**What is being asked:** Every line with "icon" in it should be copied from the data.

(Records drawn from a dataset)
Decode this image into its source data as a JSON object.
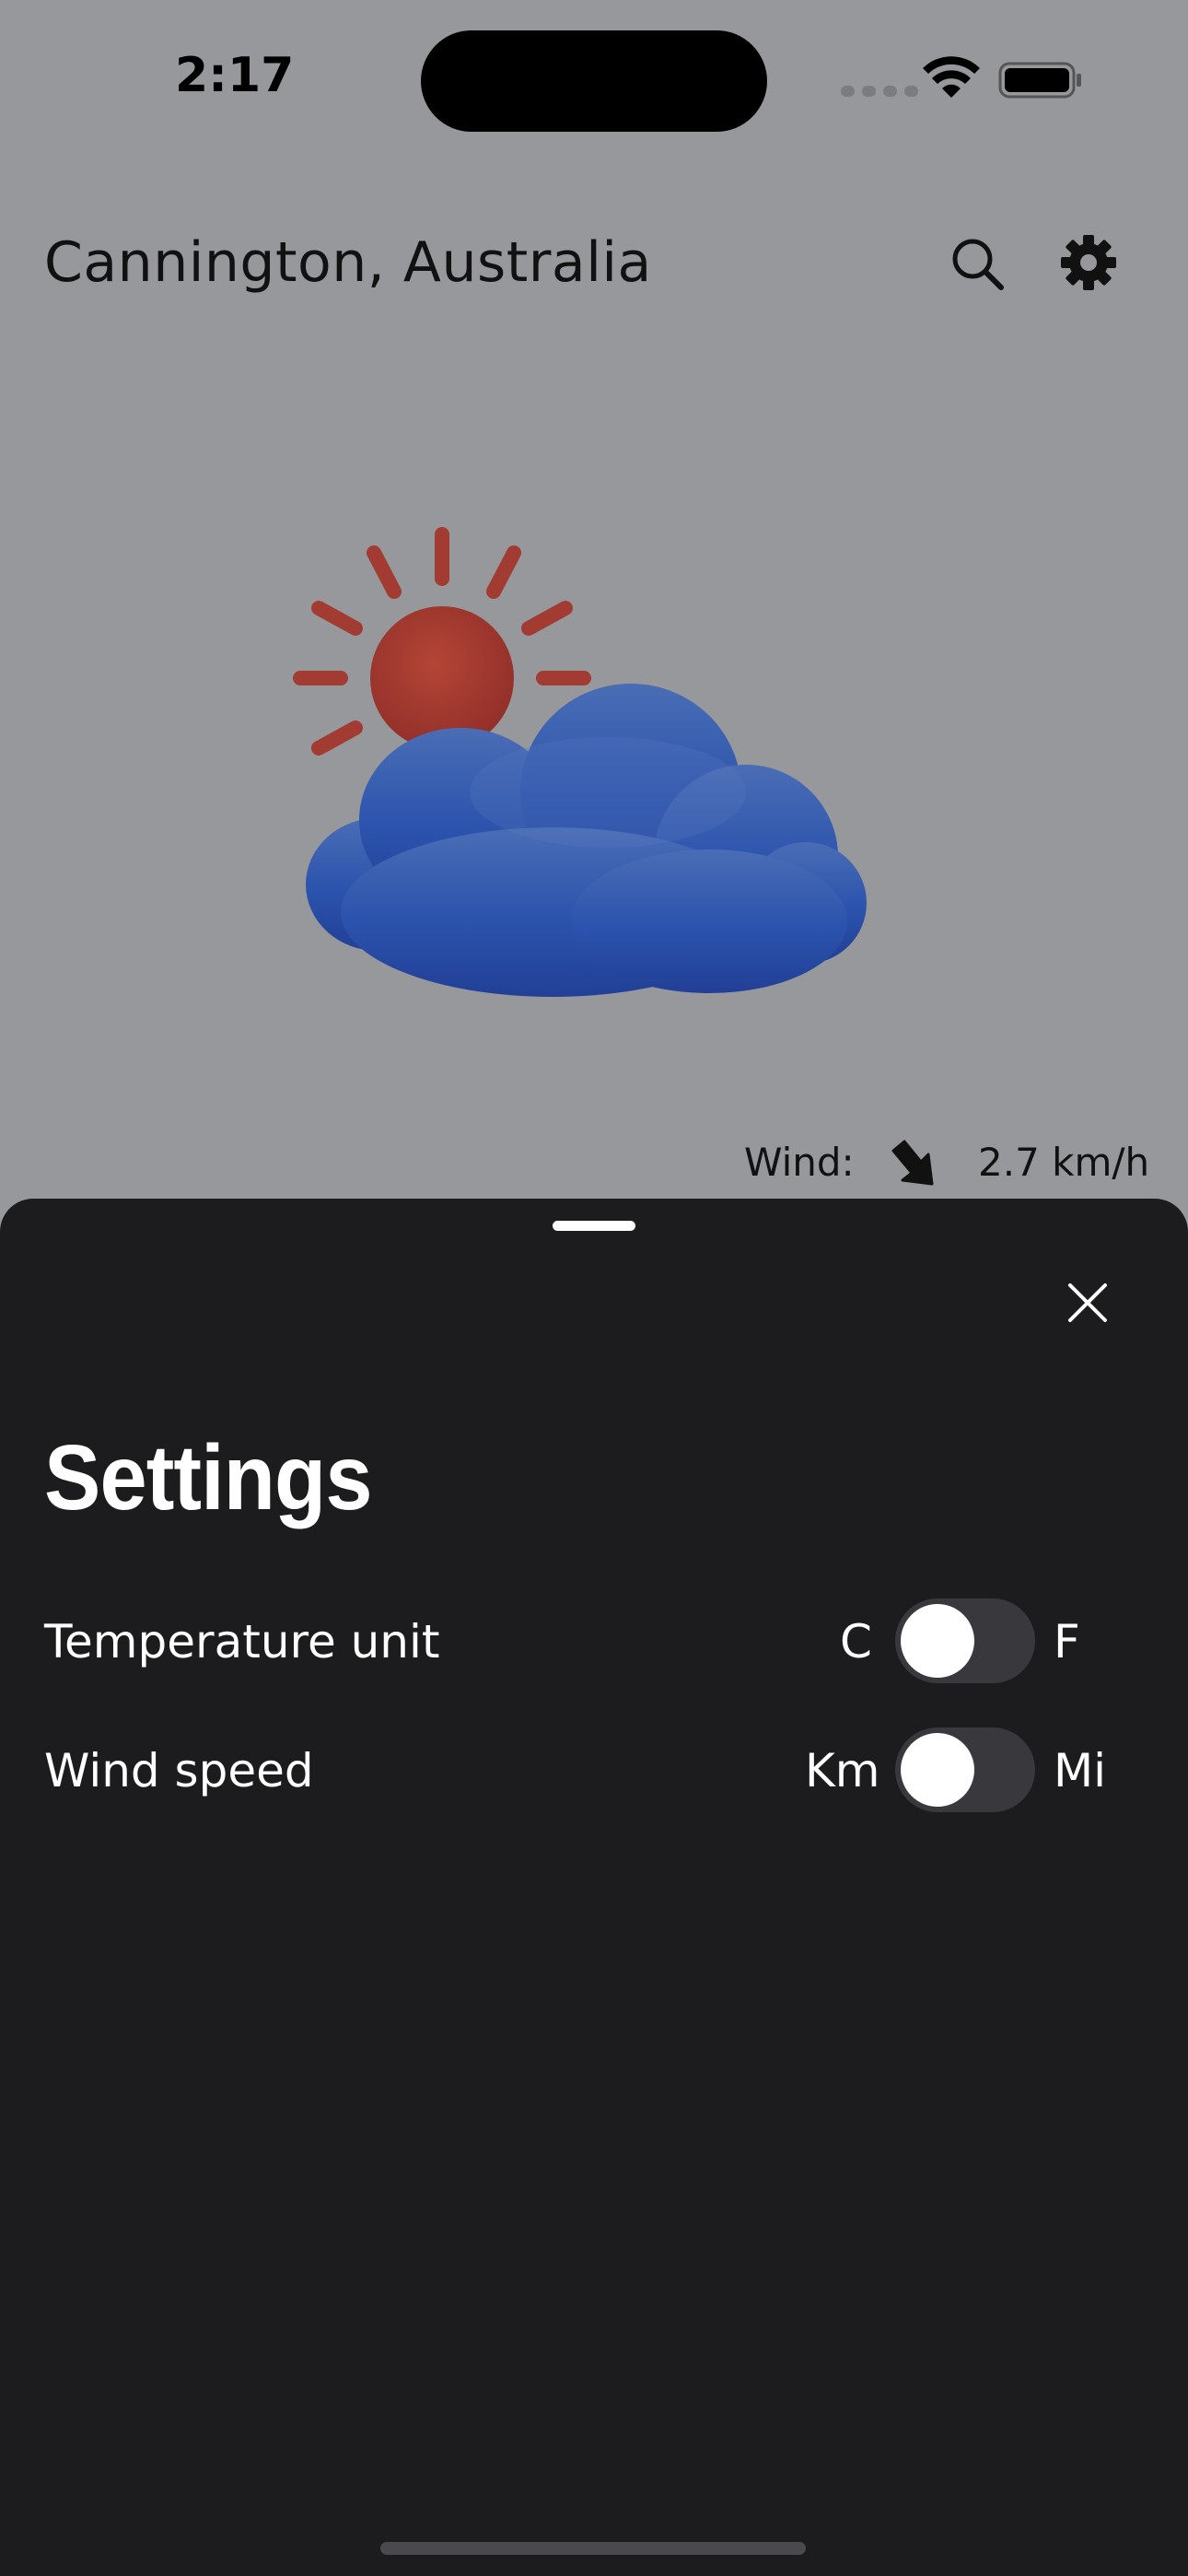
{
  "status_bar": {
    "time": "2:17"
  },
  "header": {
    "location": "Cannington, Australia",
    "search_icon": "search-icon",
    "settings_icon": "gear-icon"
  },
  "weather": {
    "condition_icon": "partly-cloudy-icon",
    "wind_label": "Wind:",
    "wind_value": "2.7 km/h"
  },
  "settings_sheet": {
    "title": "Settings",
    "rows": [
      {
        "label": "Temperature unit",
        "left_option": "C",
        "right_option": "F",
        "toggle_on": false
      },
      {
        "label": "Wind speed",
        "left_option": "Km",
        "right_option": "Mi",
        "toggle_on": false
      }
    ]
  },
  "colors": {
    "background_dimmed": "#96989c",
    "sheet": "#1c1c1e",
    "toggle_track": "#39393d",
    "sun": "#a8362a",
    "cloud": "#2a4fa6"
  }
}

**Answer to this problem:**
    "search_icon": "search-icon",
    "settings_icon": "gear-icon"
    "condition_icon": "partly-cloudy-icon",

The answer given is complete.